“You should be. You’ve certainly beaten the odds. Is this acceptable to parole?

“I’ve spoken with my parole officer and she agreed to it.”

“Excellent.”

What was she missing? It shouldn’t be this easy.

“Would you consider keeping your position here on a part-time basis? We would certainly miss your wonderful meals.”

“I was hoping you’d let me do that. I could be here for breakfast and dinner. Judith would be responsible for lunch and some of the shopping. Since I’ll be at Pinnacle, I’ll be able to shop there after work.”

“That sounds fine. You’d still be doing a lot of work, so I’d continue to waive your housing fee. You could keep your current rooms too. Does that sound fair?”

Fair? It was far better than Beth had hoped.

“Yes it does. I’m committed to making this work, Pastor Bob.”

“I appreciate that Bethany.”

Beth hurried back to the kitchen with her news.

“And he agreed to everything?”

“Without a single argument.”

“That worries me, Beth.”

“I know what you mean, Cassandra. But it’s hard to argue, when I’m getting what I want.”

“I hope you do, Beth. But be careful. Pastor Bob will find a way to make you pay for this. I hope it’s not too costly.”

“Relax, Cassandra. It’s going to be okay. Besides, I need your help with something else.”

“What’s that?”

“I need clothes for work. Nice, but not expensive.”

“Judith just got some great stuff at an outlet store. And there’s a consignment shop in the downtown shopping district. The prices are a bit more than a thrift store’s, but the clothes are high quality.”

Cassandra took a woeful glance at her own girth.

“Not that any of it would fit me. Wealthy ladies seem to be a lot smaller. Of course, if I stopped buying junk food, I’d be thinner and have more money.”

Beth had to laugh and Cassandra joined her. They agreed to meet the following morning.

She enjoyed the outing, although her cash shortage severely curtailed purchases. She bought a tailored white shirt at the outlet store. There were black slacks as well, but they exceeded her budget.

“I can buy them for you, Beth.”

“You’ve done enough for me, Cassandra. You don’t make that much money. Let’s check out that thrift store.”

There were lots of black slacks, but only two pair that fit. Price governed her selection. Beth left with two dollars remaining in her wallet. She’d have to wash her outfit every evening until she had got her first paycheck.

When they returned to Redemption House, Beth modeled her new clothes for Cassandra and Judith. Finally, she told them about her upcoming date with Cal.

“Did you get anything to wear on your date?”

Beth’s face fell.

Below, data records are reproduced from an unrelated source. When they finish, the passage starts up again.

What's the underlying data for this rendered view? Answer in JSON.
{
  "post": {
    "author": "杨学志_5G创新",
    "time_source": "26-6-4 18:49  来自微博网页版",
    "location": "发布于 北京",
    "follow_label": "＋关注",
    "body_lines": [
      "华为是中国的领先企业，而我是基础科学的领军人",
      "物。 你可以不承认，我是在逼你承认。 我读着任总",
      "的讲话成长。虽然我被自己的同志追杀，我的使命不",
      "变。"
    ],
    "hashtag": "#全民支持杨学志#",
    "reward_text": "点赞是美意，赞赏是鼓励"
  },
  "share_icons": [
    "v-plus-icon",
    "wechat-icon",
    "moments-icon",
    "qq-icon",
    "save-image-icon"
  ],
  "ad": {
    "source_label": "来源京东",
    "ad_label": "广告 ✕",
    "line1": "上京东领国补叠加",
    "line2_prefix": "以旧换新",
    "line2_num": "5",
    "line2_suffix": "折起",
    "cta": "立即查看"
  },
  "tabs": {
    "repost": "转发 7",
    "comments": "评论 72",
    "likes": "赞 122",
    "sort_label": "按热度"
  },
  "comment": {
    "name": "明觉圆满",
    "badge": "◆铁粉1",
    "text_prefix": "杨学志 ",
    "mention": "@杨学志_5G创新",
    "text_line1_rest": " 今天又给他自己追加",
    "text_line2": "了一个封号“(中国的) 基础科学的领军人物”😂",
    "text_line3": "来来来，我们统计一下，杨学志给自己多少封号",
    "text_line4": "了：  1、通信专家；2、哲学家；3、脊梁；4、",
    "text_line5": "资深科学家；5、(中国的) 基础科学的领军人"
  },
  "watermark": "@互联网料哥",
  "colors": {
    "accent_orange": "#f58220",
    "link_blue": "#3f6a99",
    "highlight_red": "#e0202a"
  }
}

“No, I didn’t even think of that, Judith. Not that I could afford it. So I’ll be wearing black slacks and my new white shirt. Not quite what I’d chose for a date, but it beats my t-shirt and jeans.”

“I’ll be back in a minute.”

Judith returned with a gorgeous rose-colored top.

“Try this, we’re about the same size.”

A black embroidered filigree followed the wide scooped neckline that ended near her shoulders and flowed into loosely draped sleeves. A diagonal ruching outlined her bust and waist. The angular bottom touched her waist on the left, then narrowed to a point over her right hip.

“Now that’s what you wear to a date, girl. But it needs something more.”

Cassandra was back quickly carrying a bag and a small jewelry box.

The box held a slender gold necklace with a delicate teardrop pendant of rose quartz surrounded by a multitude of sparkling diamond chips.

“Oh Cassandra, how beautiful.”

“It’s yours now.”

“No. I’d love to borrow it, but I couldn’t take it.”

“Please keep it. It was a gift, but it doesn’t fit around my thick neck. I do want these back.”

She reached in the bag and pulled out black slingback heels.

“My feet are the only slender part of me. I’m hoping these will fit.”

They were perfect. Tears welled in Beth’s eyes as she hugged her friends.

“It’s been a long time since I’ve felt this pretty. You know what I mean?”

They knew. There were no dry eyes as they returned her hug.

I promised two installments this weekend. Here’s the first. I’m working on the second one, which will be published on Sunday. Hope to see you then.

Don’t forget to head over to the Weekend Writers’ Retreat to enjoy submissions from more authors.

Grandma